ABOUT THIS TASK: Every line with the string "JSON" should be copied from the data.
DATA SUPPLIED Block Start
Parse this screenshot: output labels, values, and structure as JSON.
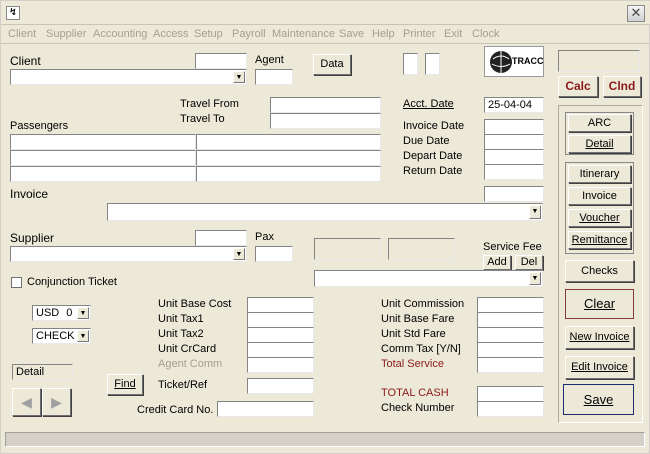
{
  "window": {
    "close_glyph": "✕",
    "app_icon_glyph": "↯"
  },
  "menu": [
    "Client",
    "Supplier",
    "Accounting",
    "Access",
    "Setup",
    "Payroll",
    "Maintenance",
    "Save",
    "Help",
    "Printer",
    "Exit",
    "Clock"
  ],
  "client": {
    "label": "Client",
    "agent_label": "Agent",
    "data_button": "Data"
  },
  "logo": {
    "text": "TRACC"
  },
  "buttons": {
    "calc": "Calc",
    "clnd": "Clnd"
  },
  "travel": {
    "from_label": "Travel From",
    "to_label": "Travel To"
  },
  "passengers": {
    "label": "Passengers"
  },
  "dates": {
    "acct_label": "Acct. Date",
    "acct_value": "25-04-04",
    "invoice_label": "Invoice Date",
    "due_label": "Due Date",
    "depart_label": "Depart Date",
    "return_label": "Return Date"
  },
  "invoice": {
    "label": "Invoice"
  },
  "supplier": {
    "label": "Supplier",
    "pax_label": "Pax",
    "service_fee_label": "Service Fee",
    "add": "Add",
    "del": "Del"
  },
  "conjunction": {
    "label": "Conjunction Ticket"
  },
  "currency": {
    "value": "USD",
    "number": "0"
  },
  "payment": {
    "value": "CHECK"
  },
  "costs": {
    "base_cost": "Unit Base Cost",
    "tax1": "Unit Tax1",
    "tax2": "Unit Tax2",
    "crcard": "Unit CrCard",
    "agent_comm": "Agent Comm",
    "ticket_ref": "Ticket/Ref",
    "credit_card": "Credit Card No.",
    "find": "Find"
  },
  "right_costs": {
    "commission": "Unit Commission",
    "base_fare": "Unit Base Fare",
    "std_fare": "Unit Std Fare",
    "comm_tax": "Comm Tax [Y/N]",
    "total_service": "Total Service",
    "total_cash": "TOTAL CASH",
    "check_number": "Check Number"
  },
  "detail": {
    "label": "Detail",
    "prev": "◀",
    "next": "▶"
  },
  "side": {
    "arc": "ARC",
    "detail": "Detail",
    "itinerary": "Itinerary",
    "invoice": "Invoice",
    "voucher": "Voucher",
    "remittance": "Remittance",
    "checks": "Checks",
    "clear": "Clear",
    "new_invoice": "New Invoice",
    "edit_invoice": "Edit Invoice",
    "save": "Save"
  },
  "colors": {
    "accent_red": "#8b1a1a",
    "focus_blue": "#1c2d6e",
    "bg": "#ece9d8"
  }
}
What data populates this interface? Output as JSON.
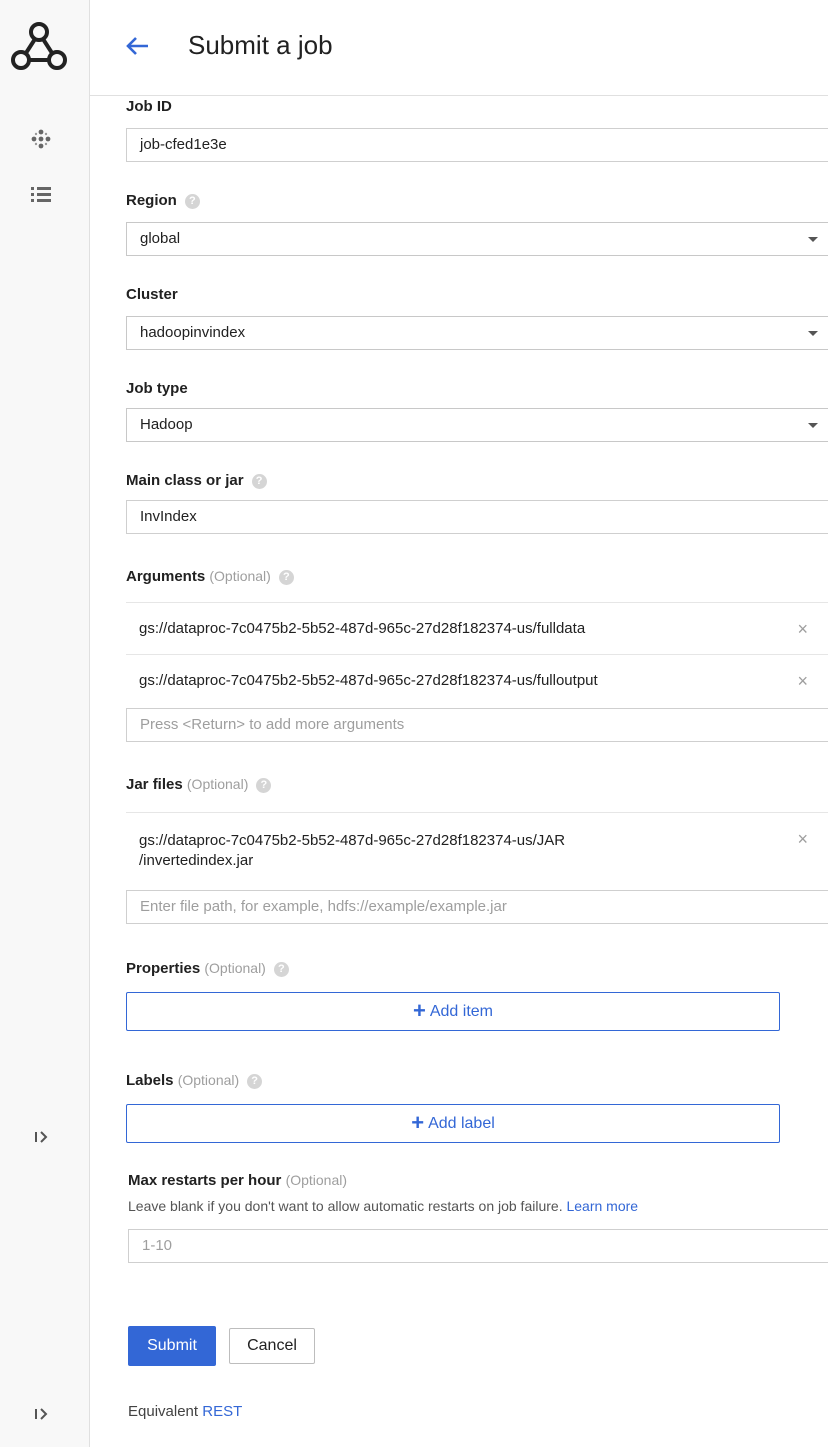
{
  "header": {
    "title": "Submit a job"
  },
  "form": {
    "job_id": {
      "label": "Job ID",
      "value": "job-cfed1e3e"
    },
    "region": {
      "label": "Region",
      "value": "global"
    },
    "cluster": {
      "label": "Cluster",
      "value": "hadoopinvindex"
    },
    "job_type": {
      "label": "Job type",
      "value": "Hadoop"
    },
    "main_class": {
      "label": "Main class or jar",
      "value": "InvIndex"
    },
    "arguments": {
      "label": "Arguments",
      "optional": "(Optional)",
      "items": [
        "gs://dataproc-7c0475b2-5b52-487d-965c-27d28f182374-us/fulldata",
        "gs://dataproc-7c0475b2-5b52-487d-965c-27d28f182374-us/fulloutput"
      ],
      "placeholder": "Press <Return> to add more arguments"
    },
    "jar_files": {
      "label": "Jar files",
      "optional": "(Optional)",
      "items": [
        {
          "line1": "gs://dataproc-7c0475b2-5b52-487d-965c-27d28f182374-us/JAR",
          "line2": "/invertedindex.jar"
        }
      ],
      "placeholder": "Enter file path, for example, hdfs://example/example.jar"
    },
    "properties": {
      "label": "Properties",
      "optional": "(Optional)",
      "add_label": "Add item"
    },
    "labels": {
      "label": "Labels",
      "optional": "(Optional)",
      "add_label": "Add label"
    },
    "max_restarts": {
      "label": "Max restarts per hour",
      "optional": "(Optional)",
      "hint": "Leave blank if you don't want to allow automatic restarts on job failure.",
      "hint_link": "Learn more",
      "placeholder": "1-10"
    }
  },
  "actions": {
    "submit": "Submit",
    "cancel": "Cancel"
  },
  "footer": {
    "prefix": "Equivalent",
    "link": "REST"
  },
  "icons": {
    "help": "?",
    "remove": "×",
    "plus": "+"
  },
  "colors": {
    "accent": "#3367d6",
    "rail": "#f8f8f8"
  }
}
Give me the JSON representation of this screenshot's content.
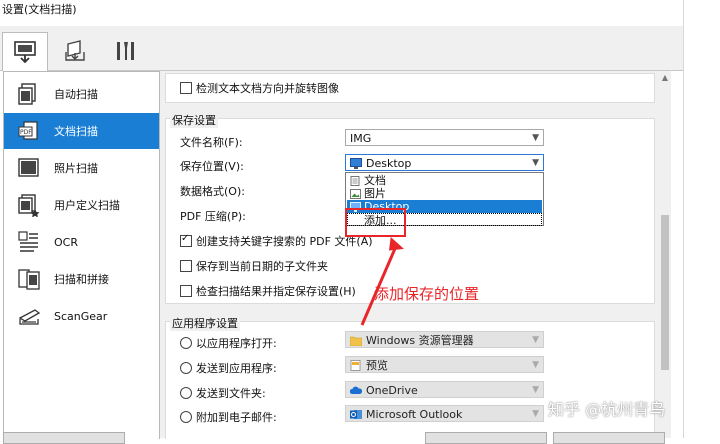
{
  "window": {
    "title": "设置(文档扫描)"
  },
  "tabs": [
    {
      "name": "scan-tab",
      "icon": "computer-scan-icon"
    },
    {
      "name": "save-tab",
      "icon": "monitor-tray-icon"
    },
    {
      "name": "tools-tab",
      "icon": "tools-icon"
    }
  ],
  "sidebar": {
    "items": [
      {
        "label": "自动扫描",
        "icon": "auto-scan-icon"
      },
      {
        "label": "文档扫描",
        "icon": "pdf-document-icon",
        "selected": true
      },
      {
        "label": "照片扫描",
        "icon": "photo-scan-icon"
      },
      {
        "label": "用户定义扫描",
        "icon": "custom-scan-icon"
      },
      {
        "label": "OCR",
        "icon": "ocr-icon"
      },
      {
        "label": "扫描和拼接",
        "icon": "stitch-icon"
      },
      {
        "label": "ScanGear",
        "icon": "scangear-icon"
      }
    ]
  },
  "options": {
    "detect_orientation": "检测文本文档方向并旋转图像"
  },
  "save_settings": {
    "title": "保存设置",
    "file_name_label": "文件名称(F):",
    "file_name_value": "IMG",
    "save_location_label": "保存位置(V):",
    "save_location_value": "Desktop",
    "data_format_label": "数据格式(O):",
    "pdf_compression_label": "PDF 压缩(P):",
    "create_pdf_label": "创建支持关键字搜索的 PDF 文件(A)",
    "subfolder_label": "保存到当前日期的子文件夹",
    "check_results_label": "检查扫描结果并指定保存设置(H)",
    "dropdown_items": [
      "文档",
      "图片",
      "Desktop",
      "添加..."
    ]
  },
  "app_settings": {
    "title": "应用程序设置",
    "open_with_label": "以应用程序打开:",
    "open_with_value": "Windows 资源管理器",
    "send_to_app_label": "发送到应用程序:",
    "send_to_app_value": "预览",
    "send_to_folder_label": "发送到文件夹:",
    "send_to_folder_value": "OneDrive",
    "attach_email_label": "附加到电子邮件:",
    "attach_email_value": "Microsoft Outlook"
  },
  "annotation": {
    "text": "添加保存的位置"
  },
  "watermark": {
    "text": "知乎 @杭州青鸟"
  },
  "colors": {
    "selection": "#1a7fd4",
    "annotation": "#e8262a"
  }
}
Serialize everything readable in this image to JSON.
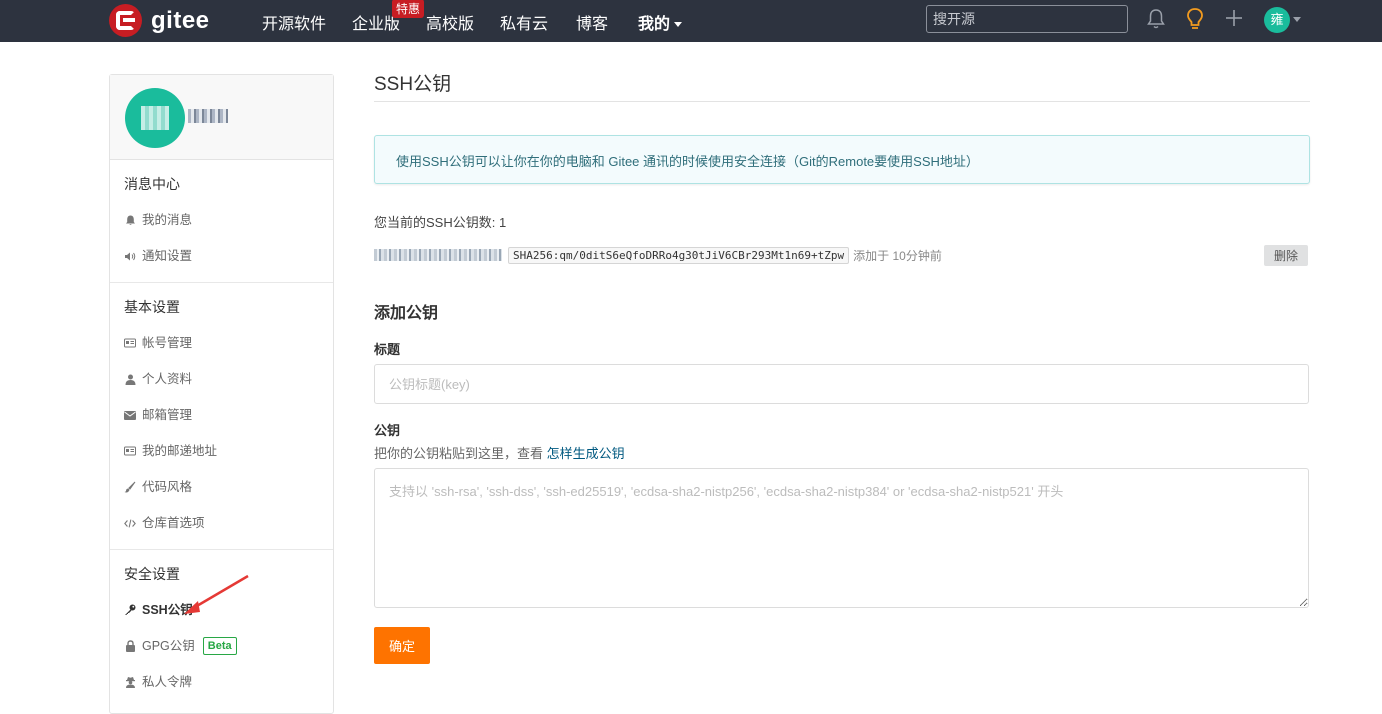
{
  "topbar": {
    "logo_text": "gitee",
    "nav": [
      {
        "label": "开源软件"
      },
      {
        "label": "企业版"
      },
      {
        "label": "高校版"
      },
      {
        "label": "私有云"
      },
      {
        "label": "博客"
      },
      {
        "label": "我的"
      }
    ],
    "hot_badge": "特惠",
    "search_placeholder": "搜开源",
    "avatar_text": "雍"
  },
  "sidebar": {
    "sections": [
      {
        "title": "消息中心",
        "items": [
          {
            "label": "我的消息",
            "icon": "bell-icon"
          },
          {
            "label": "通知设置",
            "icon": "speaker-icon"
          }
        ]
      },
      {
        "title": "基本设置",
        "items": [
          {
            "label": "帐号管理",
            "icon": "id-card-icon"
          },
          {
            "label": "个人资料",
            "icon": "user-icon"
          },
          {
            "label": "邮箱管理",
            "icon": "envelope-icon"
          },
          {
            "label": "我的邮递地址",
            "icon": "address-card-icon"
          },
          {
            "label": "代码风格",
            "icon": "brush-icon"
          },
          {
            "label": "仓库首选项",
            "icon": "code-icon"
          }
        ]
      },
      {
        "title": "安全设置",
        "items": [
          {
            "label": "SSH公钥",
            "icon": "key-icon",
            "active": true
          },
          {
            "label": "GPG公钥",
            "icon": "lock-icon",
            "badge": "Beta"
          },
          {
            "label": "私人令牌",
            "icon": "user-secret-icon"
          }
        ]
      }
    ]
  },
  "main": {
    "title": "SSH公钥",
    "info": "使用SSH公钥可以让你在你的电脑和 Gitee 通讯的时候使用安全连接（Git的Remote要使用SSH地址）",
    "key_count_label": "您当前的SSH公钥数: 1",
    "key": {
      "fingerprint": "SHA256:qm/0ditS6eQfoDRRo4g30tJiV6CBr293Mt1n69+tZpw",
      "added": "添加于 10分钟前",
      "delete_label": "删除"
    },
    "add_title": "添加公钥",
    "title_label": "标题",
    "title_placeholder": "公钥标题(key)",
    "key_label": "公钥",
    "key_hint": "把你的公钥粘贴到这里，查看",
    "key_hint_link": "怎样生成公钥",
    "key_placeholder": "支持以 'ssh-rsa', 'ssh-dss', 'ssh-ed25519', 'ecdsa-sha2-nistp256', 'ecdsa-sha2-nistp384' or 'ecdsa-sha2-nistp521' 开头",
    "submit_label": "确定"
  },
  "colors": {
    "topbar_bg": "#2d333f",
    "brand_red": "#c71d23",
    "accent_orange": "#fe7300",
    "avatar_green": "#1abc9c",
    "info_bg": "#f3fbfd",
    "annotation_arrow": "#e53935"
  }
}
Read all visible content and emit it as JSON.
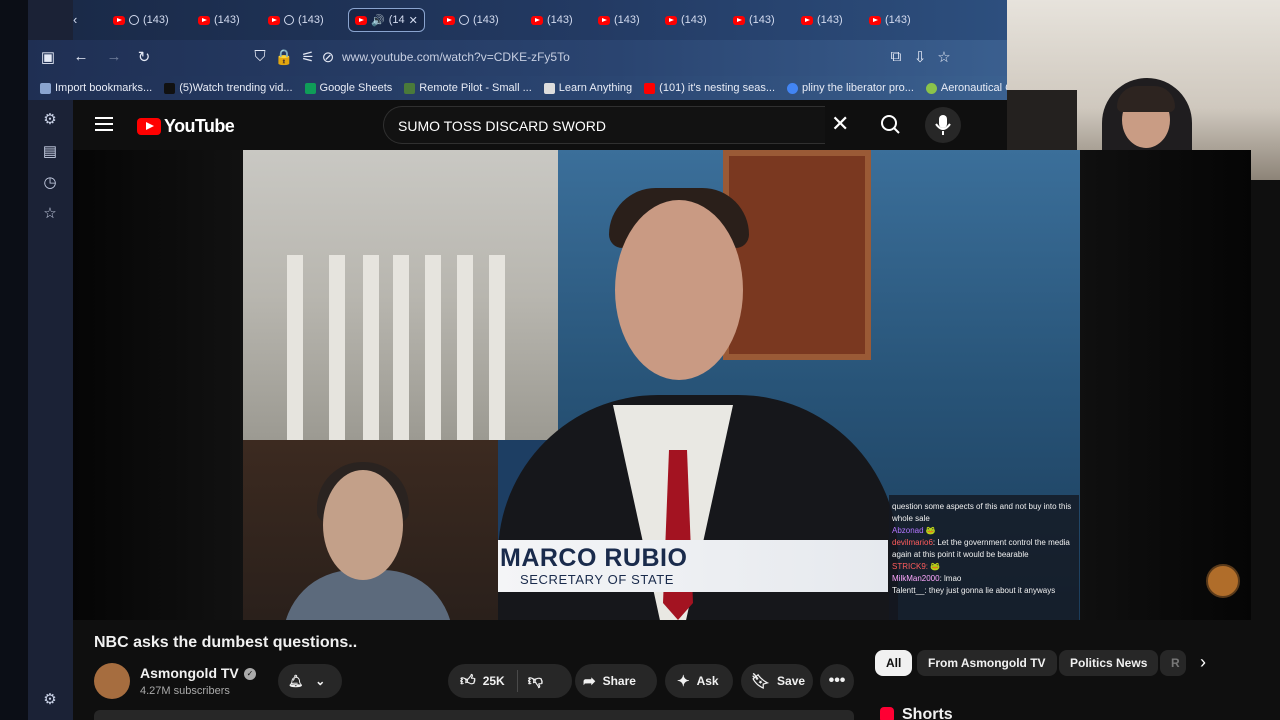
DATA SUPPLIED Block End
REPLY:
Parse this screenshot: output labels, values, and structure as JSON.
What data populates this interface? Output as JSON.
Give me the JSON representation of this screenshot's content.
Serialize everything readable in this image to JSON.
Read all visible content and emit it as JSON.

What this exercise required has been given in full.